[Start of Attachment]

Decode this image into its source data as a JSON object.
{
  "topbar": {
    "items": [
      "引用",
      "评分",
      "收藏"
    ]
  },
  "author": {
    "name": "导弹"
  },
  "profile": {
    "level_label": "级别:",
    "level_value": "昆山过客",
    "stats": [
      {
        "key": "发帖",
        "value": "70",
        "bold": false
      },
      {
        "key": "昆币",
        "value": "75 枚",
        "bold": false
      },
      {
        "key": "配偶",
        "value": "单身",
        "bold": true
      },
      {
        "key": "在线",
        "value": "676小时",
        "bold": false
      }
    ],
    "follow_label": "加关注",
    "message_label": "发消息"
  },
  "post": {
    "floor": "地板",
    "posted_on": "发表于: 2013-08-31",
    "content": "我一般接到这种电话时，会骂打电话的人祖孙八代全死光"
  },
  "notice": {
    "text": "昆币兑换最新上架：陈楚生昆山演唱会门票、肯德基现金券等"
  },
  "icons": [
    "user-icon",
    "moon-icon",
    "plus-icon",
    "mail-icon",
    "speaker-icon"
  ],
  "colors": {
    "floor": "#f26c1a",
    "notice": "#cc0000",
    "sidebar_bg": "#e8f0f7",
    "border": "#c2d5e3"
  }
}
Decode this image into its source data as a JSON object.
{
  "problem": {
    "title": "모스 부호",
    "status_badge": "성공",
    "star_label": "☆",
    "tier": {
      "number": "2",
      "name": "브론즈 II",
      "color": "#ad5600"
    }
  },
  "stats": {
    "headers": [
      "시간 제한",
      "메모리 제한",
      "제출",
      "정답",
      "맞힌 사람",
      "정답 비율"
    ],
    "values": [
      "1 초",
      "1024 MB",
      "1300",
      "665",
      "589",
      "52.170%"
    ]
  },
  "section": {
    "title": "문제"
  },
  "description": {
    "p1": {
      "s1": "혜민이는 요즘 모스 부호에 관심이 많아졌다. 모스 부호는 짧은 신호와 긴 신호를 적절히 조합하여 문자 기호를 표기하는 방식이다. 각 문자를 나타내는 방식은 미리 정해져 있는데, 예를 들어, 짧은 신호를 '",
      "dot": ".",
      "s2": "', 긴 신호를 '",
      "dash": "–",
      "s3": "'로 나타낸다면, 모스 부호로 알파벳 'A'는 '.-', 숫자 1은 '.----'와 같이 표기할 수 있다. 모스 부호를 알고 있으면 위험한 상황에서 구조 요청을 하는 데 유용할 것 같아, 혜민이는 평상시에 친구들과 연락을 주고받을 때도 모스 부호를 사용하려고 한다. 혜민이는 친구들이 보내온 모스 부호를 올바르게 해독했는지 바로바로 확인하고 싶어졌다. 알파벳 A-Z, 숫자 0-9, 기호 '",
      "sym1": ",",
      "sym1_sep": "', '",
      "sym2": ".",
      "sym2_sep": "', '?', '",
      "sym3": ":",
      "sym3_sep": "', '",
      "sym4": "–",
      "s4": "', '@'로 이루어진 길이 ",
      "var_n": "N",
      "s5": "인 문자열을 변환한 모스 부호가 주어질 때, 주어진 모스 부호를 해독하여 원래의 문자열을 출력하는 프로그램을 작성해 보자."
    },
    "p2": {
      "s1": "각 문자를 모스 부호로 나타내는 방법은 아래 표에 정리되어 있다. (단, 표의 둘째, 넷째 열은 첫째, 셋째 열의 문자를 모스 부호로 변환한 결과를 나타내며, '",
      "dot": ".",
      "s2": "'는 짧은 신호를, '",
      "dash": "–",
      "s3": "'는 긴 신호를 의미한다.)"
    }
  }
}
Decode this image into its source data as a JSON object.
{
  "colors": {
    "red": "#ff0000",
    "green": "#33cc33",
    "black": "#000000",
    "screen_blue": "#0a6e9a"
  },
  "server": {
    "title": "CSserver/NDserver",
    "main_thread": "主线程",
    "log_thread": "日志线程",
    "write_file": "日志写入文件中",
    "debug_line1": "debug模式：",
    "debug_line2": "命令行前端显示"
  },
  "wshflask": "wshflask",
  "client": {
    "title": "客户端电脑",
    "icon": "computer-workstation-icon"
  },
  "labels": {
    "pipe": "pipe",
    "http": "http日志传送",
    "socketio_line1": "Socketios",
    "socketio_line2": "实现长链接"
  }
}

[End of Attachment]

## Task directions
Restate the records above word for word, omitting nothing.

## The answer
Decode this image into its source data as a JSON object.
{
  "topbar": {
    "items": [
      "引用",
      "评分",
      "收藏"
    ]
  },
  "author": {
    "name": "导弹"
  },
  "profile": {
    "level_label": "级别:",
    "level_value": "昆山过客",
    "stats": [
      {
        "key": "发帖",
        "value": "70",
        "bold": false
      },
      {
        "key": "昆币",
        "value": "75 枚",
        "bold": false
      },
      {
        "key": "配偶",
        "value": "单身",
        "bold": true
      },
      {
        "key": "在线",
        "value": "676小时",
        "bold": false
      }
    ],
    "follow_label": "加关注",
    "message_label": "发消息"
  },
  "post": {
    "floor": "地板",
    "posted_on": "发表于: 2013-08-31",
    "content": "我一般接到这种电话时，会骂打电话的人祖孙八代全死光"
  },
  "notice": {
    "text": "昆币兑换最新上架：陈楚生昆山演唱会门票、肯德基现金券等"
  },
  "icons": [
    "user-icon",
    "moon-icon",
    "plus-icon",
    "mail-icon",
    "speaker-icon"
  ],
  "colors": {
    "floor": "#f26c1a",
    "notice": "#cc0000",
    "sidebar_bg": "#e8f0f7",
    "border": "#c2d5e3"
  }
}
Decode this image into its source data as a JSON object.
{
  "problem": {
    "title": "모스 부호",
    "status_badge": "성공",
    "star_label": "☆",
    "tier": {
      "number": "2",
      "name": "브론즈 II",
      "color": "#ad5600"
    }
  },
  "stats": {
    "headers": [
      "시간 제한",
      "메모리 제한",
      "제출",
      "정답",
      "맞힌 사람",
      "정답 비율"
    ],
    "values": [
      "1 초",
      "1024 MB",
      "1300",
      "665",
      "589",
      "52.170%"
    ]
  },
  "section": {
    "title": "문제"
  },
  "description": {
    "p1": {
      "s1": "혜민이는 요즘 모스 부호에 관심이 많아졌다. 모스 부호는 짧은 신호와 긴 신호를 적절히 조합하여 문자 기호를 표기하는 방식이다. 각 문자를 나타내는 방식은 미리 정해져 있는데, 예를 들어, 짧은 신호를 '",
      "dot": ".",
      "s2": "', 긴 신호를 '",
      "dash": "–",
      "s3": "'로 나타낸다면, 모스 부호로 알파벳 'A'는 '.-', 숫자 1은 '.----'와 같이 표기할 수 있다. 모스 부호를 알고 있으면 위험한 상황에서 구조 요청을 하는 데 유용할 것 같아, 혜민이는 평상시에 친구들과 연락을 주고받을 때도 모스 부호를 사용하려고 한다. 혜민이는 친구들이 보내온 모스 부호를 올바르게 해독했는지 바로바로 확인하고 싶어졌다. 알파벳 A-Z, 숫자 0-9, 기호 '",
      "sym1": ",",
      "sym1_sep": "', '",
      "sym2": ".",
      "sym2_sep": "', '?', '",
      "sym3": ":",
      "sym3_sep": "', '",
      "sym4": "–",
      "s4": "', '@'로 이루어진 길이 ",
      "var_n": "N",
      "s5": "인 문자열을 변환한 모스 부호가 주어질 때, 주어진 모스 부호를 해독하여 원래의 문자열을 출력하는 프로그램을 작성해 보자."
    },
    "p2": {
      "s1": "각 문자를 모스 부호로 나타내는 방법은 아래 표에 정리되어 있다. (단, 표의 둘째, 넷째 열은 첫째, 셋째 열의 문자를 모스 부호로 변환한 결과를 나타내며, '",
      "dot": ".",
      "s2": "'는 짧은 신호를, '",
      "dash": "–",
      "s3": "'는 긴 신호를 의미한다.)"
    }
  }
}
Decode this image into its source data as a JSON object.
{
  "colors": {
    "red": "#ff0000",
    "green": "#33cc33",
    "black": "#000000",
    "screen_blue": "#0a6e9a"
  },
  "server": {
    "title": "CSserver/NDserver",
    "main_thread": "主线程",
    "log_thread": "日志线程",
    "write_file": "日志写入文件中",
    "debug_line1": "debug模式：",
    "debug_line2": "命令行前端显示"
  },
  "wshflask": "wshflask",
  "client": {
    "title": "客户端电脑",
    "icon": "computer-workstation-icon"
  },
  "labels": {
    "pipe": "pipe",
    "http": "http日志传送",
    "socketio_line1": "Socketios",
    "socketio_line2": "实现长链接"
  }
}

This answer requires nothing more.